__YOUR INSTRUCTIONS__.
Only lines containing the string "network" belong in the answer; find them in the records and copy them.

§

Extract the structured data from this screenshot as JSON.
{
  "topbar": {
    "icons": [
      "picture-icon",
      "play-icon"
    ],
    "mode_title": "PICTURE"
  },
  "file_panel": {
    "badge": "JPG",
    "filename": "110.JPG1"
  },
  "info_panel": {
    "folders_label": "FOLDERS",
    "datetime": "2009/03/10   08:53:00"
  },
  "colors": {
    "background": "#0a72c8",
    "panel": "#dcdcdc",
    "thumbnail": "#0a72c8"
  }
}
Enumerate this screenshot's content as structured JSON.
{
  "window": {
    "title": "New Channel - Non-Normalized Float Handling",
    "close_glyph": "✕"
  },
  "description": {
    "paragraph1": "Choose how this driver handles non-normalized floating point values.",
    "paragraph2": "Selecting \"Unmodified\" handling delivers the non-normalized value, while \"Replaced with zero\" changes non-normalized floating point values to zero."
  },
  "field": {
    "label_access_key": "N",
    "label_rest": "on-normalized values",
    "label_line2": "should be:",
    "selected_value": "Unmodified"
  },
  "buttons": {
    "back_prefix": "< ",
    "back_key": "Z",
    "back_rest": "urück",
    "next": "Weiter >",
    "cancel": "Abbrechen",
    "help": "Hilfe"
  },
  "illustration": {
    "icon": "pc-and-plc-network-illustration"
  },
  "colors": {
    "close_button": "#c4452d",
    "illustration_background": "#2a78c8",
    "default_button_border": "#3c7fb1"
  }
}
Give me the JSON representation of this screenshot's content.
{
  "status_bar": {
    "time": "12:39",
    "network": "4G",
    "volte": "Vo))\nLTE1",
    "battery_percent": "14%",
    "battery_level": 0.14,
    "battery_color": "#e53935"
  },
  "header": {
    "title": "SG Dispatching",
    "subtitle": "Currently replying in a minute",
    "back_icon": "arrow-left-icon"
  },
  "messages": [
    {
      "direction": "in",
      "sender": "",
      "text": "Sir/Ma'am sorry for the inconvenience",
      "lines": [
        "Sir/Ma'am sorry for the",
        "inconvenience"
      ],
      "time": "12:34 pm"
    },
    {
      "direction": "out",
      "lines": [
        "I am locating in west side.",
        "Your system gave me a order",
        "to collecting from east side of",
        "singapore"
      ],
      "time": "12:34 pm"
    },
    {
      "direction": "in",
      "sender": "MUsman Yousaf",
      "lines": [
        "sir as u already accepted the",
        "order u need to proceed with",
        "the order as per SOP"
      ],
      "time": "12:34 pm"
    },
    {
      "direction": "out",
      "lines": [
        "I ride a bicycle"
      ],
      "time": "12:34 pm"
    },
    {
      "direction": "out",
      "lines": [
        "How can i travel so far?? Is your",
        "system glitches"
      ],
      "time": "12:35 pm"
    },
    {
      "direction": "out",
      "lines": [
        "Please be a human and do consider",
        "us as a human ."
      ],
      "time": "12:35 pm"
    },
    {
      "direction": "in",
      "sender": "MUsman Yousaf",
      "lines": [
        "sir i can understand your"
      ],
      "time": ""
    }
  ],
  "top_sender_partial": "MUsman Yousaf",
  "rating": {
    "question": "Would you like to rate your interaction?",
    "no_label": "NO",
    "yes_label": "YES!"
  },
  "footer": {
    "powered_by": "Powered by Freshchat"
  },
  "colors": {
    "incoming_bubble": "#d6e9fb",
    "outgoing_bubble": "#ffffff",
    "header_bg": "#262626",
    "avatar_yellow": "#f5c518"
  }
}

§

__EXERCISE SOLUTION__.
    "icon": "pc-and-plc-network-illustration"
    "network": "4G",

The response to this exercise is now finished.